200 Tareas en Terapia Breve Individual, Familiar y de Parejas
This practice-oriented book offers a detailed description of over 200 different homework tasks that can be used with individual clients, couples, families and even groups. For each task, a brief summary in the form of small drawings is offered, providing the reader with instant and entertaining information on the scope, characteristics, and difficulty of the task. Each task is described and its possible uses are outlined; creative variations and elements to be careful about are also addressed. The initial and final indexes make orientation easy, so that readers can quickly spot tasks for the situation they need help with.
Jorge de Vega says:
“Beyebach & Herrero have written an enjoyable and extremely useful book, that many individual, couple and family therapists will keep in their offices as a valuable resource to use in their everyday practice. Stuck with a case? Nothing to offer your clients? A brief dive into “200 tasks” will bring up refreshing ideas that can be put into action immediately.”
Cómo criar hijos tiranos. Un manual de anti-ayuda para padres de niños y adolescentes
Mark Beyebach & Marga Herrero (2013)
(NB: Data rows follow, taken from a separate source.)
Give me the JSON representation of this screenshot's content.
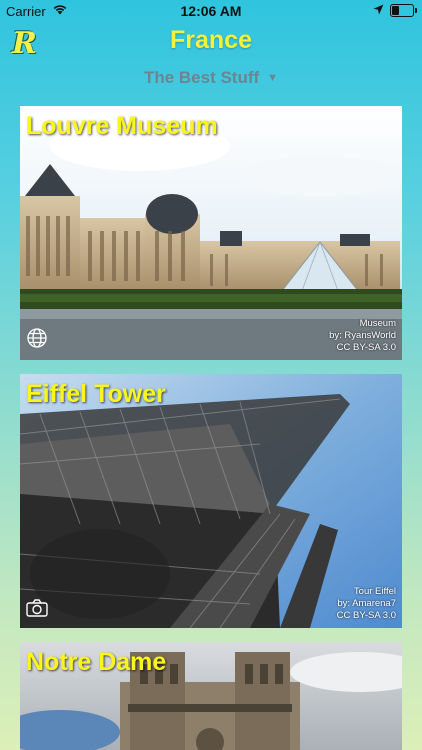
{
  "status": {
    "carrier": "Carrier",
    "time": "12:06 AM"
  },
  "header": {
    "title": "France",
    "logo": "R"
  },
  "selector": {
    "label": "The Best Stuff",
    "caret": "▼"
  },
  "cards": [
    {
      "name": "Louvre Museum",
      "credit": [
        "Museum",
        "by: RyansWorld",
        "CC BY-SA 3.0"
      ],
      "icon": "globe-icon"
    },
    {
      "name": "Eiffel Tower",
      "credit": [
        "Tour Eiffel",
        "by: Amarena7",
        "CC BY-SA 3.0"
      ],
      "icon": "camera-icon"
    },
    {
      "name": "Notre Dame"
    }
  ],
  "colors": {
    "accent": "#f4f13a",
    "card_title": "#fbf51e",
    "selector_text": "#6c8590"
  }
}
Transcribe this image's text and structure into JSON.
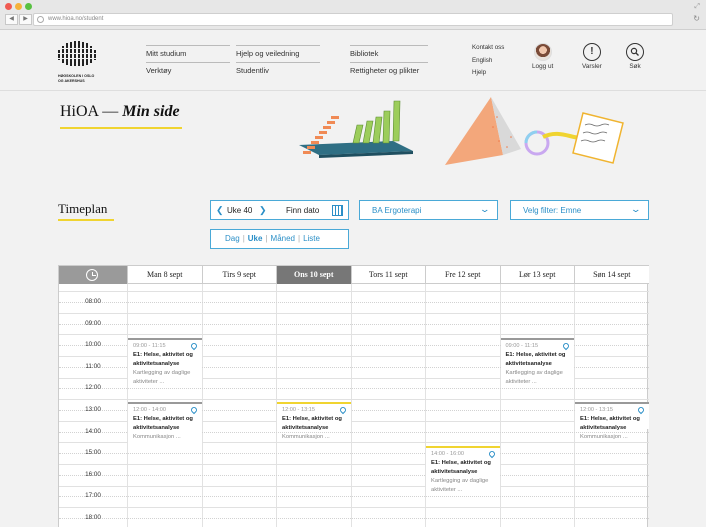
{
  "browser": {
    "url": "www.hioa.no/student"
  },
  "header": {
    "logo_text": "HØGSKOLEN I OSLO OG AKERSHUS",
    "nav_col1": [
      "Mitt studium",
      "Verktøy"
    ],
    "nav_col2": [
      "Hjelp og veiledning",
      "Studentliv"
    ],
    "nav_col3": [
      "Bibliotek",
      "Rettigheter og plikter"
    ],
    "util_links": [
      "Kontakt oss",
      "English",
      "Hjelp"
    ],
    "logout_label": "Logg ut",
    "alerts_label": "Varsler",
    "search_label": "Søk",
    "alerts_icon": "exclamation-icon",
    "search_icon": "magnifier-icon"
  },
  "hero": {
    "title": "HiOA —",
    "subtitle": "Min side"
  },
  "timeplan": {
    "title": "Timeplan",
    "week_label": "Uke 40",
    "find_date_label": "Finn dato",
    "program_select": "BA Ergoterapi",
    "filter_select": "Velg filter: Emne",
    "views": [
      "Dag",
      "Uke",
      "Måned",
      "Liste"
    ],
    "active_view": "Uke"
  },
  "calendar": {
    "days": [
      "Man 8 sept",
      "Tirs 9 sept",
      "Ons 10 sept",
      "Tors 11 sept",
      "Fre 12 sept",
      "Lør 13 sept",
      "Søn 14 sept"
    ],
    "today_index": 2,
    "times": [
      "08:00",
      "09:00",
      "10:00",
      "11:00",
      "12:00",
      "13:00",
      "14:00",
      "15:00",
      "16:00",
      "17:00",
      "18:00"
    ],
    "events": [
      {
        "day": 0,
        "time": "09:00 - 11:15",
        "title": "E1: Helse, aktivitet og aktivitetsanalyse",
        "desc": "Kartlegging av daglige aktiviteter ...",
        "highlight": false
      },
      {
        "day": 0,
        "time": "12:00 - 14:00",
        "title": "E1: Helse, aktivitet og aktivitetsanalyse",
        "desc": "Kommunikasjon ...",
        "highlight": false
      },
      {
        "day": 2,
        "time": "12:00 - 13:15",
        "title": "E1: Helse, aktivitet og aktivitetsanalyse",
        "desc": "Kommunikasjon ...",
        "highlight": true
      },
      {
        "day": 4,
        "time": "14:00 - 16:00",
        "title": "E1: Helse, aktivitet og aktivitetsanalyse",
        "desc": "Kartlegging av daglige aktiviteter ...",
        "highlight": true
      },
      {
        "day": 5,
        "time": "09:00 - 11:15",
        "title": "E1: Helse, aktivitet og aktivitetsanalyse",
        "desc": "Kartlegging av daglige aktiviteter ...",
        "highlight": false
      },
      {
        "day": 6,
        "time": "12:00 - 13:15",
        "title": "E1: Helse, aktivitet og aktivitetsanalyse",
        "desc": "Kommunikasjon ...",
        "highlight": false
      }
    ]
  }
}
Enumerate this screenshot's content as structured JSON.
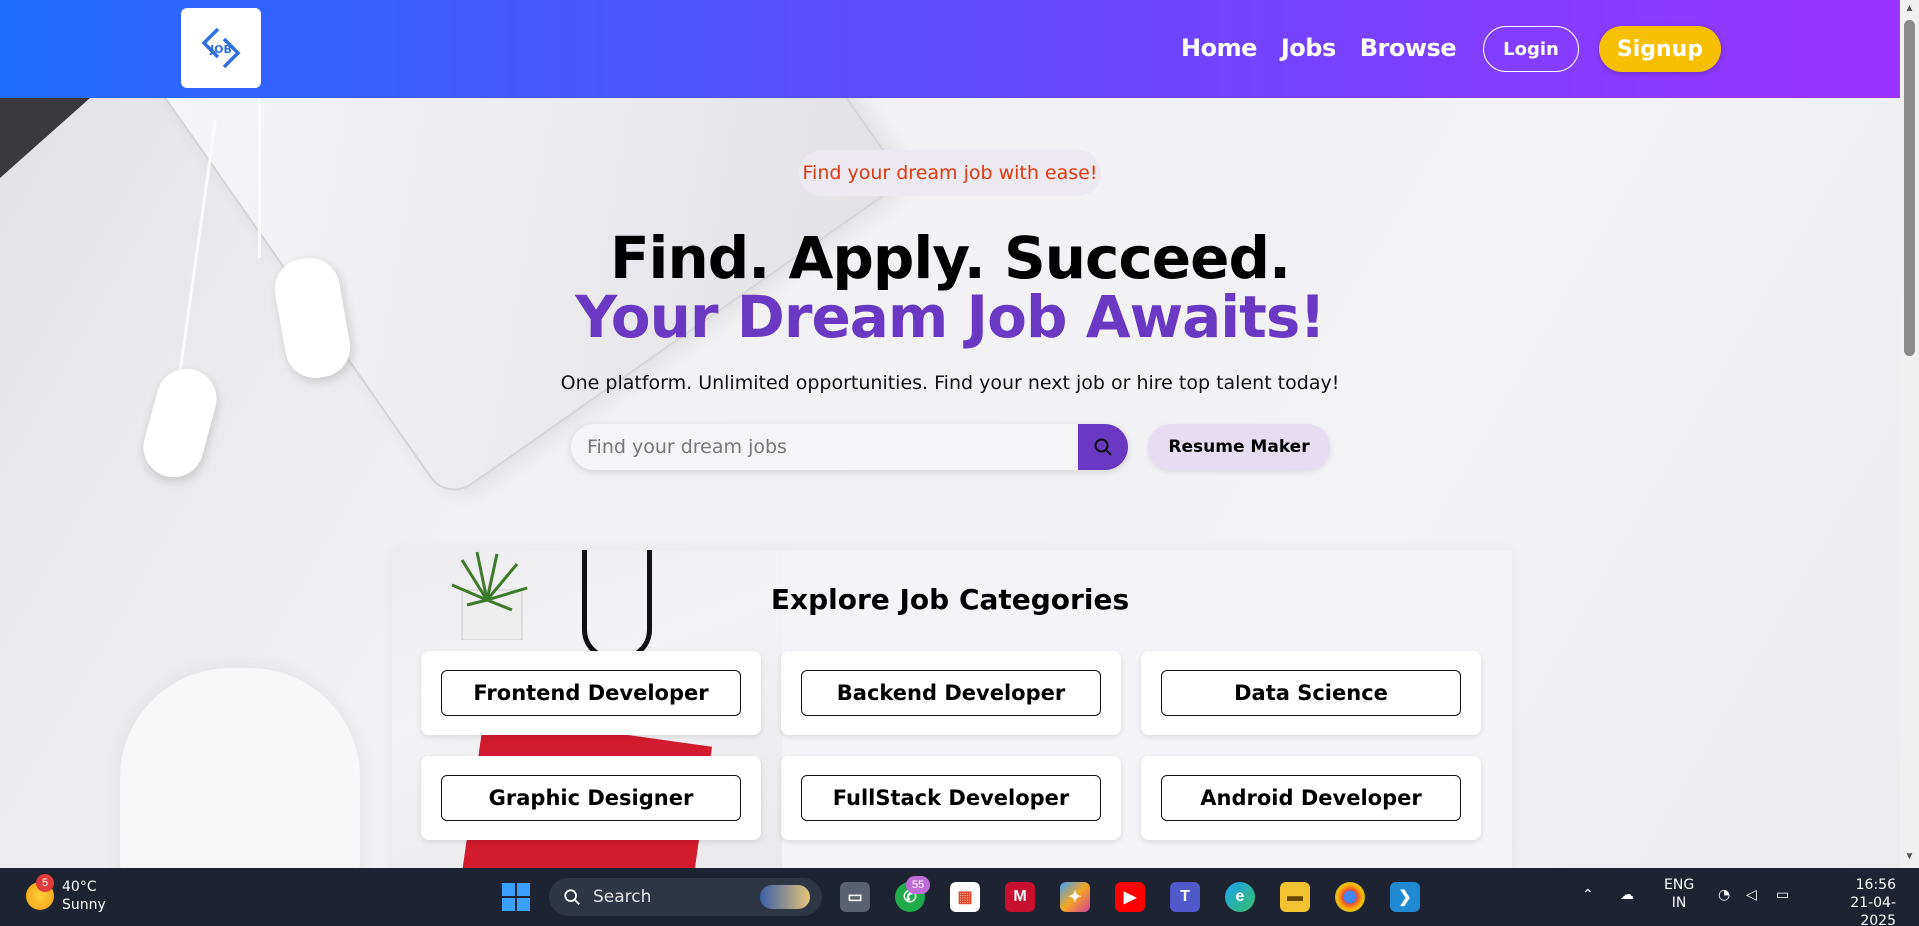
{
  "nav": {
    "logo_text": "JOB",
    "links": [
      "Home",
      "Jobs",
      "Browse"
    ],
    "login_label": "Login",
    "signup_label": "Signup"
  },
  "hero": {
    "tagline": "Find your dream job with ease!",
    "headline_1": "Find. Apply. Succeed.",
    "headline_2": "Your Dream Job Awaits!",
    "subtext": "One platform. Unlimited opportunities. Find your next job or hire top talent today!",
    "search_placeholder": "Find your dream jobs",
    "resume_button": "Resume Maker"
  },
  "categories": {
    "title": "Explore Job Categories",
    "items": [
      "Frontend Developer",
      "Backend Developer",
      "Data Science",
      "Graphic Designer",
      "FullStack Developer",
      "Android Developer"
    ]
  },
  "colors": {
    "accent": "#6a38c2",
    "tagline": "#e0380e",
    "signup": "#f6c000"
  },
  "taskbar": {
    "weather_badge": "5",
    "temperature": "40°C",
    "condition": "Sunny",
    "search_label": "Search",
    "whatsapp_badge": "55",
    "lang_1": "ENG",
    "lang_2": "IN",
    "time": "16:56",
    "date": "21-04-2025"
  }
}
Written in the tradition and style of Paul Watzlawick´s How to Fail Most Successfully, this small and entertaining book offers paradoxical advice to parents. By explaining how to raise a domestic tyrant and consciously promote the aggressive behavior of children and adolescents, a number of important clues for responsible parenting are subtly offered. This funny, entertaining, and provocative text is intended as a “different” self-help book for parents, but is also a good read for family and child therapists.
24 ideas para una psicoterapia breve
In this practice-oriented, hands-on book, 24 brief therapy techniques are discussed, including mainly solution-focused but also narrative and strategic tools: pre-treatment changes, miracle question, scaling questions, reframing, coping questions, use of compliments, deconstruction of no-improvement, problem pattern interruption, externalization, etc. Trans-theoretical procedures like handling the initial phone call, deciding whom to invite to the session, how to handle relapses, or how to terminate therapy are also covered. Each technique is briefly described and a clinical vignette is offered to exemplify its use. Possible difficulties are discussed, creative alternatives are shown, and research data are offered. Each chapter can be read independently, so that each reader can follow the order that suits him or her best.
Valentín Escudero says:
“No matter your theoretical orientation or the population you work with, if you are a therapist that has not lost his/her curiosity, who wants to add new and effective tools to your clinical work, and who wishes to connect your professional practice to the findings of psychotherapy research, you will find many reasons to read this book.”